Sadly, statistics have shown that very few will actually be successful in reaching those goals. When it comes to setting financial goals, they shouldn’t be taken lightly—it's your future you’re dealing with. If you’ve already placed them on the backburner, don’t throw in the towel just yet.
You can set yourself up for financial success by reevaluating your resolutions and following these tips:
1. Abandon Ambiguity
First and foremost, ambiguity isn’t exactly productive when it comes goal setting. Especially for financial resolutions, setting benchmarks and measurable objectives is key. Include a dollar amount and a deadline. If you’ve set out to save more money, it’s time to get clear about where you’ll be saving and how much. A great place to start is retirement planning. For example, saving $100 per month in your 401(k) is much more conducive than just saying, “I want to save more.” Or, you could start with meeting any employer-match if you haven’t done so. If you’d like to spend less money, begin by reviewing last year’s total spending and find the areas where you overspent. Then, find specific ways to cut back in those categories and put a dollar amount on it.
For help, read this blog post: Frugal Living: 7 Easy Money Saving Tips
2. Get Realistic About Debt
If debt was at the top of your list this year, you’re not alone. One mistake people often make is setting unrealistic expectations about paying down their debts. Examine your current financial situation and make sure that it’s aligned with your goal. In other words, don’t resolve to use 25% of your income to pay off an exorbitant amount of debt if you’re barely making ends meet. That’s not realistic or attainable. Instead, set a modest, shorter goal that will keep you motivated to the bigger end game. Shorter goals usually have more potential to be a success story.
Much like how company sponsored 401(k) contributions are automated, following suit for other financial resolutions is beneficial. Whether it’s a credit card bill or a new savings account you set up, automating the transactions makes it that much easier to attain your goal. You’re less likely to be tempted to skip out on your promise.
4. Focus and Prioritize
It’s easy to make a laundry list of New Year's resolutions while getting caught up in all of the festivities. The problem with that is, the longer your list, the more difficult it will be to truly focus on your goals. Avoid crashing and burning by picking the three most important goals on your list. Remember, you can always add more resolutions as you progress or check one off your list.
5. Forgive Yourself
Everybody makes mistakes. It’s how we learn and grow. Instead of beating yourself up over a setback, forgive yourself and pause to reflect on what you’ve learned. It’s easier to move forward when you’re not dwelling on what you didn’t do. Accept your mistake, idntify the challenges, and keep trying.
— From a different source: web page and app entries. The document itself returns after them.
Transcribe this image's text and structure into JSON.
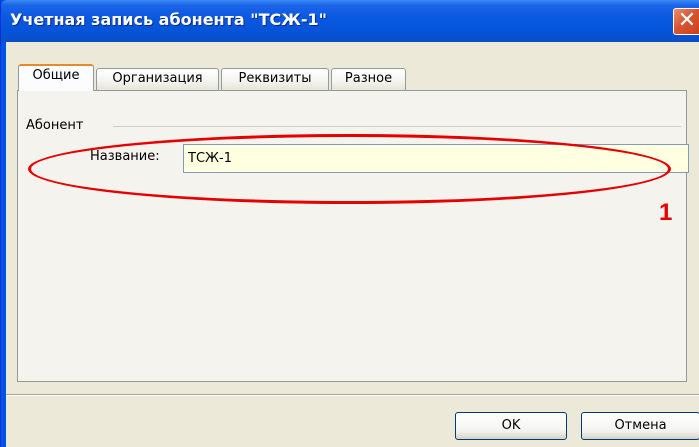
{
  "window": {
    "title": "Учетная запись абонента \"ТСЖ-1\"",
    "close_glyph": "✕"
  },
  "tabs": [
    {
      "label": "Общие",
      "active": true
    },
    {
      "label": "Организация",
      "active": false
    },
    {
      "label": "Реквизиты",
      "active": false
    },
    {
      "label": "Разное",
      "active": false
    }
  ],
  "subscriber_group": {
    "caption": "Абонент",
    "name_label": "Название:",
    "name_value": "ТСЖ-1"
  },
  "annotation": {
    "number": "1",
    "color": "#e60000"
  },
  "buttons": {
    "ok": "OK",
    "cancel": "Отмена"
  },
  "colors": {
    "titlebar": "#0858e0",
    "dialog_bg": "#ece9d8",
    "input_bg": "#ffffe1",
    "active_tab_accent": "#e68b2c"
  }
}
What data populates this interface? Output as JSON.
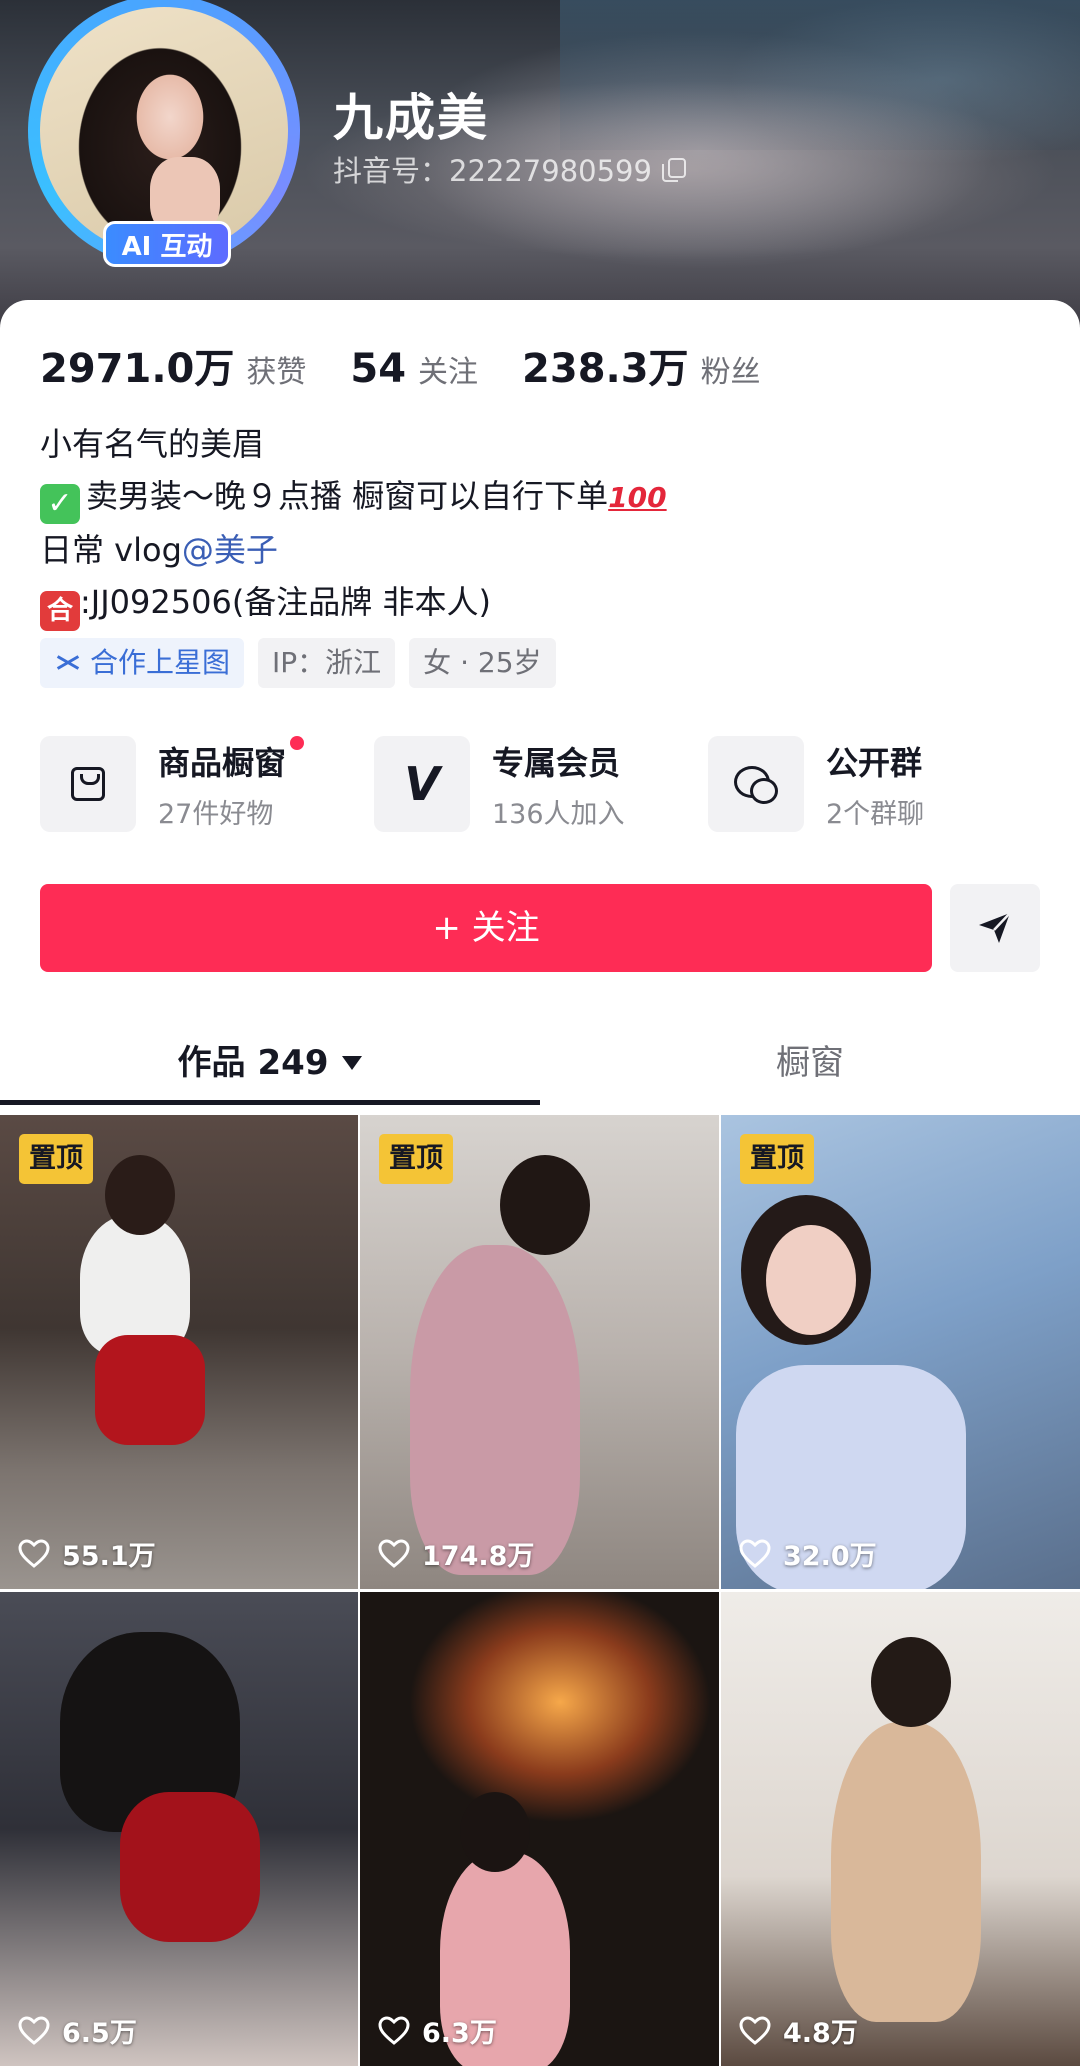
{
  "profile": {
    "nickname": "九成美",
    "douyin_id": "抖音号：22227980599",
    "ai_badge": "AI 互动"
  },
  "stats": [
    {
      "value": "2971.0万",
      "label": "获赞"
    },
    {
      "value": "54",
      "label": "关注"
    },
    {
      "value": "238.3万",
      "label": "粉丝"
    }
  ],
  "bio": {
    "line1": "小有名气的美眉",
    "line2_check": "✓",
    "line2": "卖男装～晚９点播 橱窗可以自行下单",
    "line2_hundred": "100",
    "line3_prefix": "日常 vlog",
    "line3_mention": "@美子",
    "line4_emoji": "合",
    "line4": ":JJ092506(备注品牌 非本人)"
  },
  "tags": [
    {
      "label": "合作上星图",
      "icon": "xingtu-star-icon"
    },
    {
      "label": "IP：浙江"
    },
    {
      "label": "女 · 25岁"
    }
  ],
  "features": [
    {
      "title": "商品橱窗",
      "sub": "27件好物",
      "icon": "shopping-bag-icon",
      "dot": true
    },
    {
      "title": "专属会员",
      "sub": "136人加入",
      "icon": "vip-v-icon"
    },
    {
      "title": "公开群",
      "sub": "2个群聊",
      "icon": "group-chat-icon"
    }
  ],
  "actions": {
    "follow_label": "+ 关注",
    "share_icon": "send-arrow-icon"
  },
  "tabs": {
    "works_label": "作品",
    "works_count": "249",
    "showcase_label": "橱窗"
  },
  "pin_label": "置顶",
  "videos": [
    {
      "likes": "55.1万",
      "pinned": true
    },
    {
      "likes": "174.8万",
      "pinned": true
    },
    {
      "likes": "32.0万",
      "pinned": true
    },
    {
      "likes": "6.5万",
      "pinned": false
    },
    {
      "likes": "6.3万",
      "pinned": false
    },
    {
      "likes": "4.8万",
      "pinned": false
    }
  ],
  "colors": {
    "accent": "#fe2c55",
    "pin_badge": "#f4c436",
    "mention": "#3a5eb5",
    "xingtu": "#3a6ed6"
  }
}
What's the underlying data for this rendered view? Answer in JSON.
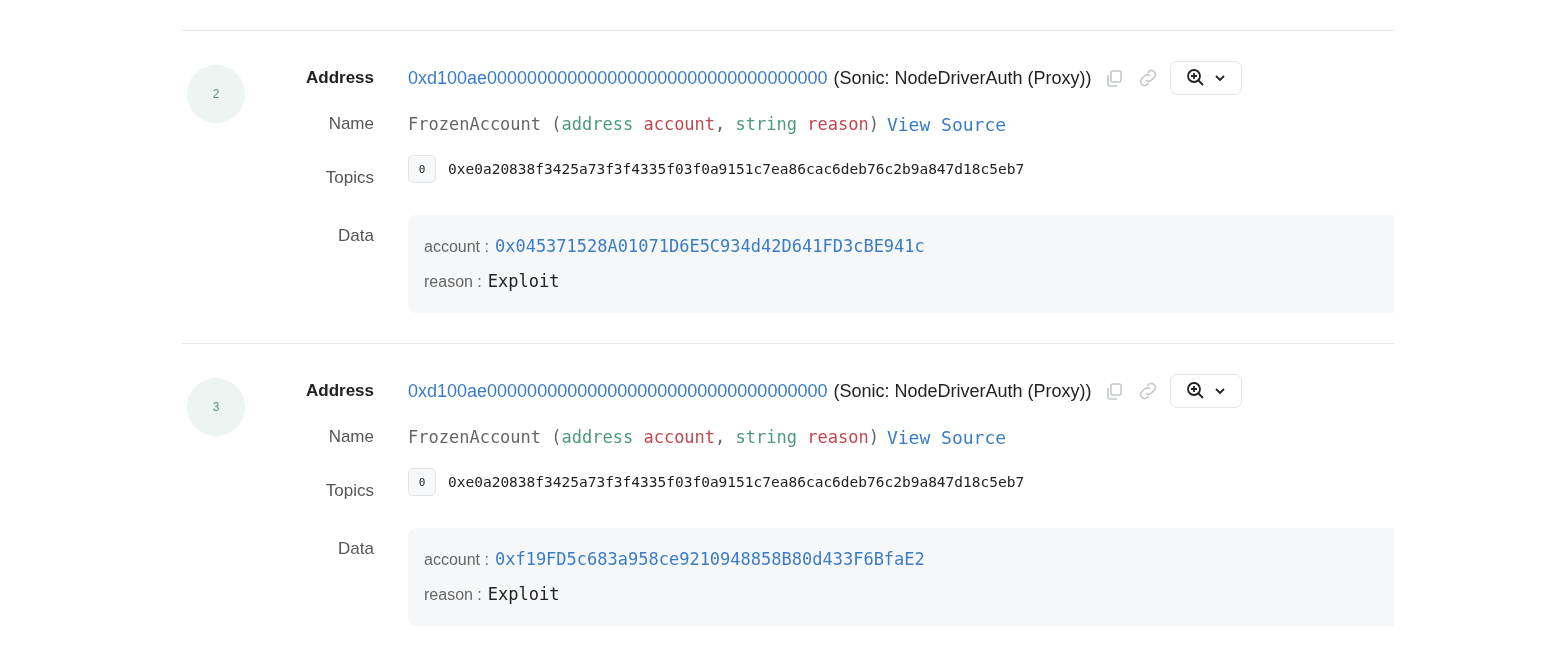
{
  "logs": [
    {
      "index": "2",
      "address": "0xd100ae0000000000000000000000000000000000",
      "address_name": "(Sonic: NodeDriverAuth (Proxy))",
      "labels": {
        "address": "Address",
        "name": "Name",
        "topics": "Topics",
        "data": "Data"
      },
      "signature": [
        {
          "kind": "plain",
          "text": "FrozenAccount ("
        },
        {
          "kind": "type",
          "text": "address "
        },
        {
          "kind": "param",
          "text": "account"
        },
        {
          "kind": "plain",
          "text": ", "
        },
        {
          "kind": "type",
          "text": "string "
        },
        {
          "kind": "param",
          "text": "reason"
        },
        {
          "kind": "plain",
          "text": ")"
        }
      ],
      "view_source": "View Source",
      "topics": [
        {
          "index": "0",
          "value": "0xe0a20838f3425a73f3f4335f03f0a9151c7ea86cac6deb76c2b9a847d18c5eb7"
        }
      ],
      "data": [
        {
          "key": "account :",
          "kind": "address",
          "value": "0x045371528A01071D6E5C934d42D641FD3cBE941c"
        },
        {
          "key": "reason :",
          "kind": "text",
          "value": "Exploit"
        }
      ]
    },
    {
      "index": "3",
      "address": "0xd100ae0000000000000000000000000000000000",
      "address_name": "(Sonic: NodeDriverAuth (Proxy))",
      "labels": {
        "address": "Address",
        "name": "Name",
        "topics": "Topics",
        "data": "Data"
      },
      "signature": [
        {
          "kind": "plain",
          "text": "FrozenAccount ("
        },
        {
          "kind": "type",
          "text": "address "
        },
        {
          "kind": "param",
          "text": "account"
        },
        {
          "kind": "plain",
          "text": ", "
        },
        {
          "kind": "type",
          "text": "string "
        },
        {
          "kind": "param",
          "text": "reason"
        },
        {
          "kind": "plain",
          "text": ")"
        }
      ],
      "view_source": "View Source",
      "topics": [
        {
          "index": "0",
          "value": "0xe0a20838f3425a73f3f4335f03f0a9151c7ea86cac6deb76c2b9a847d18c5eb7"
        }
      ],
      "data": [
        {
          "key": "account :",
          "kind": "address",
          "value": "0xf19FD5c683a958ce9210948858B80d433F6BfaE2"
        },
        {
          "key": "reason :",
          "kind": "text",
          "value": "Exploit"
        }
      ]
    }
  ]
}
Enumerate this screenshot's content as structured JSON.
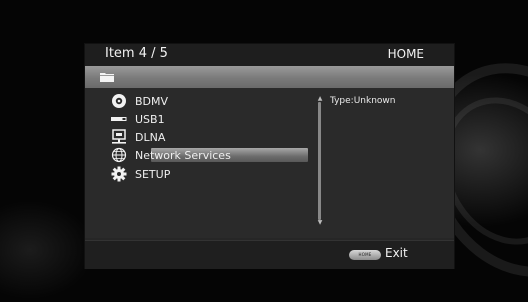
{
  "header": {
    "item_count": "Item  4 / 5",
    "mode_title": "HOME"
  },
  "pathbar": {
    "icon": "folder-icon"
  },
  "menu": {
    "items": [
      {
        "label": "BDMV",
        "icon": "disc-icon"
      },
      {
        "label": "USB1",
        "icon": "usb-icon"
      },
      {
        "label": "DLNA",
        "icon": "dlna-icon"
      },
      {
        "label": "Network Services",
        "icon": "globe-icon",
        "selected": true
      },
      {
        "label": "SETUP",
        "icon": "gear-icon"
      }
    ]
  },
  "info": {
    "type_text": "Type:Unknown"
  },
  "footer": {
    "home_key_label": "HOME",
    "exit_label": "Exit"
  },
  "colors": {
    "panel_bg": "#262626",
    "pathbar": "#8a8a8a",
    "selection": "#8a8a8a",
    "text": "#efefef"
  }
}
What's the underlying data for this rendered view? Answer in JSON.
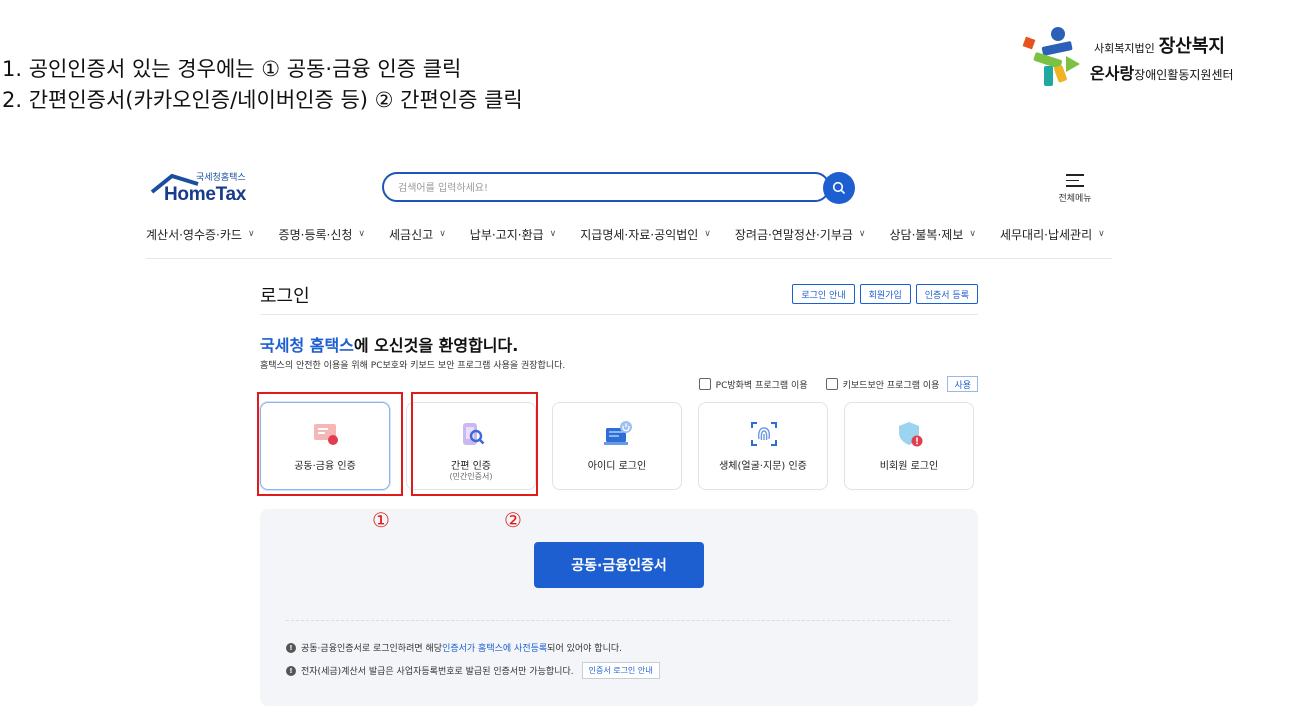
{
  "instructions": [
    "1.  공인인증서 있는 경우에는 ① 공동·금융 인증 클릭",
    "2.  간편인증서(카카오인증/네이버인증 등) ② 간편인증 클릭"
  ],
  "org_logo": {
    "line1_small": "사회복지법인",
    "line1_big": "장산복지",
    "line2_big": "온사랑",
    "line2_small": "장애인활동지원센터"
  },
  "hometax": {
    "logo_small": "국세청홈택스",
    "logo_big": "HomeTax",
    "search_placeholder": "검색어를 입력하세요!",
    "menu_label": "전체메뉴",
    "nav": [
      "계산서·영수증·카드",
      "증명·등록·신청",
      "세금신고",
      "납부·고지·환급",
      "지급명세·자료·공익법인",
      "장려금·연말정산·기부금",
      "상담·불복·제보",
      "세무대리·납세관리"
    ],
    "login_title": "로그인",
    "login_links": [
      "로그인 안내",
      "회원가입",
      "인증서 등록"
    ],
    "welcome_highlight": "국세청 홈택스",
    "welcome_rest": "에 오신것을 환영합니다.",
    "welcome_sub": "홈택스의 안전한 이용을 위해 PC보호와 키보드 보안 프로그램 사용을 권장합니다.",
    "option_pc": "PC방화벽 프로그램 이용",
    "option_keyboard": "키보드보안 프로그램 이용",
    "option_use": "사용",
    "cards": [
      {
        "label": "공동·금융 인증",
        "sub": ""
      },
      {
        "label": "간편 인증",
        "sub": "(민간인증서)"
      },
      {
        "label": "아이디 로그인",
        "sub": ""
      },
      {
        "label": "생체(얼굴·지문) 인증",
        "sub": ""
      },
      {
        "label": "비회원 로그인",
        "sub": ""
      }
    ],
    "panel_button": "공동·금융인증서",
    "note1_pre": "공동·금융인증서로 로그인하려면 해당 ",
    "note1_blue": "인증서가 홈택스에 사전등록",
    "note1_post": "되어 있어야 합니다.",
    "note2": "전자(세금)계산서 발급은 사업자등록번호로 발급된 인증서만 가능합니다.",
    "note2_tag": "인증서 로그인 안내",
    "accent_color": "#1d5fd0"
  },
  "annotations": {
    "marker1": "①",
    "marker2": "②",
    "color": "#e01b1b"
  }
}
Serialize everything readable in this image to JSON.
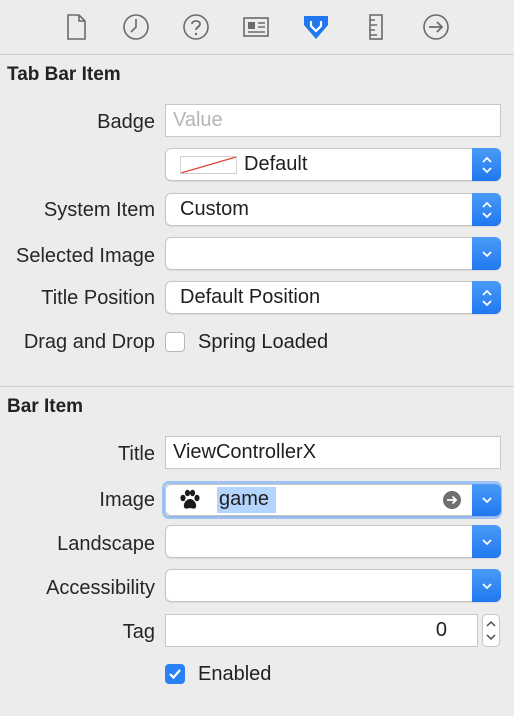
{
  "toolbar": {
    "icons": [
      "file-icon",
      "clock-icon",
      "help-icon",
      "identity-icon",
      "attributes-icon",
      "ruler-icon",
      "connections-icon"
    ],
    "selected": "attributes-icon",
    "accent": "#1f78f0"
  },
  "tab_bar_item": {
    "header": "Tab Bar Item",
    "badge_label": "Badge",
    "badge_placeholder": "Value",
    "badge_color_value": "Default",
    "system_item_label": "System Item",
    "system_item_value": "Custom",
    "selected_image_label": "Selected Image",
    "selected_image_value": "",
    "title_position_label": "Title Position",
    "title_position_value": "Default Position",
    "drag_drop_label": "Drag and Drop",
    "spring_loaded_label": "Spring Loaded",
    "spring_loaded_checked": false
  },
  "bar_item": {
    "header": "Bar Item",
    "title_label": "Title",
    "title_value": "ViewControllerX",
    "image_label": "Image",
    "image_value": "game",
    "landscape_label": "Landscape",
    "landscape_value": "",
    "accessibility_label": "Accessibility",
    "accessibility_value": "",
    "tag_label": "Tag",
    "tag_value": "0",
    "enabled_label": "Enabled",
    "enabled_checked": true
  }
}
Don’t be a New Year’s resolution statistic. With a little dedication and patience, you can make this the year you accomplish your financial goal.